------ Supplied records ------
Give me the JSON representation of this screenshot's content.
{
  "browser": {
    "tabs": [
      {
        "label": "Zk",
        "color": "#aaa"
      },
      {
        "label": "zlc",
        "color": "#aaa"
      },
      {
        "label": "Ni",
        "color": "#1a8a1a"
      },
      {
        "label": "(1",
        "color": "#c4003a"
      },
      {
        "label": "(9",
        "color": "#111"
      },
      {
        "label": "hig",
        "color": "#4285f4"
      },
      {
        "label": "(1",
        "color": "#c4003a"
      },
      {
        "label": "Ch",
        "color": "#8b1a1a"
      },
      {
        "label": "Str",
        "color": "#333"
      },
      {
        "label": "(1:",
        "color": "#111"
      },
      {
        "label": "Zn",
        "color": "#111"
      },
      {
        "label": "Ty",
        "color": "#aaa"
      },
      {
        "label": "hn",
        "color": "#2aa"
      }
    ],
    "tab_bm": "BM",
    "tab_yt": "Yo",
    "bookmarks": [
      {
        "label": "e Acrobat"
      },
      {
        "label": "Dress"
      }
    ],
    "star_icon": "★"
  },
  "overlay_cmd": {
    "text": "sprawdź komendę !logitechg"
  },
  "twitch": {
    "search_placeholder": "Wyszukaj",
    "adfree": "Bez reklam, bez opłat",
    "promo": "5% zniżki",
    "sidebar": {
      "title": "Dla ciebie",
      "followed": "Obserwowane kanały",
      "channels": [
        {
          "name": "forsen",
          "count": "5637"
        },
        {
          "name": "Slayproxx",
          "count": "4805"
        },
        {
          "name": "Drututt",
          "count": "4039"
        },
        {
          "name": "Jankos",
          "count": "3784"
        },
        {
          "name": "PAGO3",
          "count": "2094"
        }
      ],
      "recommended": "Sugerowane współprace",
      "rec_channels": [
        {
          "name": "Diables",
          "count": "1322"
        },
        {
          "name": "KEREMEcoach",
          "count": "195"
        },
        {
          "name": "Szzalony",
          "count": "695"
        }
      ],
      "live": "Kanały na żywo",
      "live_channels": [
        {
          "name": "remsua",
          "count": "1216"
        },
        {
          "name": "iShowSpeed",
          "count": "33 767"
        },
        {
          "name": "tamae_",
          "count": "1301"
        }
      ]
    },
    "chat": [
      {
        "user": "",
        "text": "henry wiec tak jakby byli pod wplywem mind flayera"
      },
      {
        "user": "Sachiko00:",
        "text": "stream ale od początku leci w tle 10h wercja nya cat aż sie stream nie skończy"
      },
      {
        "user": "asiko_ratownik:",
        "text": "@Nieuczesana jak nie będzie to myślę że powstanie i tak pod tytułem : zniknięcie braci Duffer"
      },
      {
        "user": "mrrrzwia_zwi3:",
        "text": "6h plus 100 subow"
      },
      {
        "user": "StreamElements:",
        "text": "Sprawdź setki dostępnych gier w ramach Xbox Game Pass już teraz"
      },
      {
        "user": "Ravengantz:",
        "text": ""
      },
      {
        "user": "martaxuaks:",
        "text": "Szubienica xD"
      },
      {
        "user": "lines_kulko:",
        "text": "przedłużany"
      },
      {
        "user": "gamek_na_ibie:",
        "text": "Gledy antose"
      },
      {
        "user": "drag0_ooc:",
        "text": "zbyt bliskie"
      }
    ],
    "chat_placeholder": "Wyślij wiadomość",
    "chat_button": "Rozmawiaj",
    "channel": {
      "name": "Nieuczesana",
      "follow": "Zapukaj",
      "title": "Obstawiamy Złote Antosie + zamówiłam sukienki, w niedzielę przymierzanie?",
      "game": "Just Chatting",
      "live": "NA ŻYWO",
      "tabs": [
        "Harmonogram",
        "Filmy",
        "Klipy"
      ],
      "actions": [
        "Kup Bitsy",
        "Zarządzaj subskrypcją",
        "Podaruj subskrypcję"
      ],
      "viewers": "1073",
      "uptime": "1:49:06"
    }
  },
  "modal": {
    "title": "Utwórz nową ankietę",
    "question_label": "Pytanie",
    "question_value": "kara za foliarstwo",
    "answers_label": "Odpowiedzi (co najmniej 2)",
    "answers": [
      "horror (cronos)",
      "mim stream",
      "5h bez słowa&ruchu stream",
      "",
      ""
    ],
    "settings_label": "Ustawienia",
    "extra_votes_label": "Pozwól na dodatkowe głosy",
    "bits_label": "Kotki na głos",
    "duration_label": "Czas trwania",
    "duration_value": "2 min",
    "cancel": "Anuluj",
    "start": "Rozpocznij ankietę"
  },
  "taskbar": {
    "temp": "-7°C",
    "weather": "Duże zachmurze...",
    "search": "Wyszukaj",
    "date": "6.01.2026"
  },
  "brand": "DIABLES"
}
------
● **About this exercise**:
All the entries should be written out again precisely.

● **Written answer**:
Give me the JSON representation of this screenshot's content.
{
  "browser": {
    "tabs": [
      {
        "label": "Zk",
        "color": "#aaa"
      },
      {
        "label": "zlc",
        "color": "#aaa"
      },
      {
        "label": "Ni",
        "color": "#1a8a1a"
      },
      {
        "label": "(1",
        "color": "#c4003a"
      },
      {
        "label": "(9",
        "color": "#111"
      },
      {
        "label": "hig",
        "color": "#4285f4"
      },
      {
        "label": "(1",
        "color": "#c4003a"
      },
      {
        "label": "Ch",
        "color": "#8b1a1a"
      },
      {
        "label": "Str",
        "color": "#333"
      },
      {
        "label": "(1:",
        "color": "#111"
      },
      {
        "label": "Zn",
        "color": "#111"
      },
      {
        "label": "Ty",
        "color": "#aaa"
      },
      {
        "label": "hn",
        "color": "#2aa"
      }
    ],
    "tab_bm": "BM",
    "tab_yt": "Yo",
    "bookmarks": [
      {
        "label": "e Acrobat"
      },
      {
        "label": "Dress"
      }
    ],
    "star_icon": "★"
  },
  "overlay_cmd": {
    "text": "sprawdź komendę !logitechg"
  },
  "twitch": {
    "search_placeholder": "Wyszukaj",
    "adfree": "Bez reklam, bez opłat",
    "promo": "5% zniżki",
    "sidebar": {
      "title": "Dla ciebie",
      "followed": "Obserwowane kanały",
      "channels": [
        {
          "name": "forsen",
          "count": "5637"
        },
        {
          "name": "Slayproxx",
          "count": "4805"
        },
        {
          "name": "Drututt",
          "count": "4039"
        },
        {
          "name": "Jankos",
          "count": "3784"
        },
        {
          "name": "PAGO3",
          "count": "2094"
        }
      ],
      "recommended": "Sugerowane współprace",
      "rec_channels": [
        {
          "name": "Diables",
          "count": "1322"
        },
        {
          "name": "KEREMEcoach",
          "count": "195"
        },
        {
          "name": "Szzalony",
          "count": "695"
        }
      ],
      "live": "Kanały na żywo",
      "live_channels": [
        {
          "name": "remsua",
          "count": "1216"
        },
        {
          "name": "iShowSpeed",
          "count": "33 767"
        },
        {
          "name": "tamae_",
          "count": "1301"
        }
      ]
    },
    "chat": [
      {
        "user": "",
        "text": "henry wiec tak jakby byli pod wplywem mind flayera"
      },
      {
        "user": "Sachiko00:",
        "text": "stream ale od początku leci w tle 10h wercja nya cat aż sie stream nie skończy"
      },
      {
        "user": "asiko_ratownik:",
        "text": "@Nieuczesana jak nie będzie to myślę że powstanie i tak pod tytułem : zniknięcie braci Duffer"
      },
      {
        "user": "mrrrzwia_zwi3:",
        "text": "6h plus 100 subow"
      },
      {
        "user": "StreamElements:",
        "text": "Sprawdź setki dostępnych gier w ramach Xbox Game Pass już teraz"
      },
      {
        "user": "Ravengantz:",
        "text": ""
      },
      {
        "user": "martaxuaks:",
        "text": "Szubienica xD"
      },
      {
        "user": "lines_kulko:",
        "text": "przedłużany"
      },
      {
        "user": "gamek_na_ibie:",
        "text": "Gledy antose"
      },
      {
        "user": "drag0_ooc:",
        "text": "zbyt bliskie"
      }
    ],
    "chat_placeholder": "Wyślij wiadomość",
    "chat_button": "Rozmawiaj",
    "channel": {
      "name": "Nieuczesana",
      "follow": "Zapukaj",
      "title": "Obstawiamy Złote Antosie + zamówiłam sukienki, w niedzielę przymierzanie?",
      "game": "Just Chatting",
      "live": "NA ŻYWO",
      "tabs": [
        "Harmonogram",
        "Filmy",
        "Klipy"
      ],
      "actions": [
        "Kup Bitsy",
        "Zarządzaj subskrypcją",
        "Podaruj subskrypcję"
      ],
      "viewers": "1073",
      "uptime": "1:49:06"
    }
  },
  "modal": {
    "title": "Utwórz nową ankietę",
    "question_label": "Pytanie",
    "question_value": "kara za foliarstwo",
    "answers_label": "Odpowiedzi (co najmniej 2)",
    "answers": [
      "horror (cronos)",
      "mim stream",
      "5h bez słowa&ruchu stream",
      "",
      ""
    ],
    "settings_label": "Ustawienia",
    "extra_votes_label": "Pozwól na dodatkowe głosy",
    "bits_label": "Kotki na głos",
    "duration_label": "Czas trwania",
    "duration_value": "2 min",
    "cancel": "Anuluj",
    "start": "Rozpocznij ankietę"
  },
  "taskbar": {
    "temp": "-7°C",
    "weather": "Duże zachmurze...",
    "search": "Wyszukaj",
    "date": "6.01.2026"
  },
  "brand": "DIABLES"
}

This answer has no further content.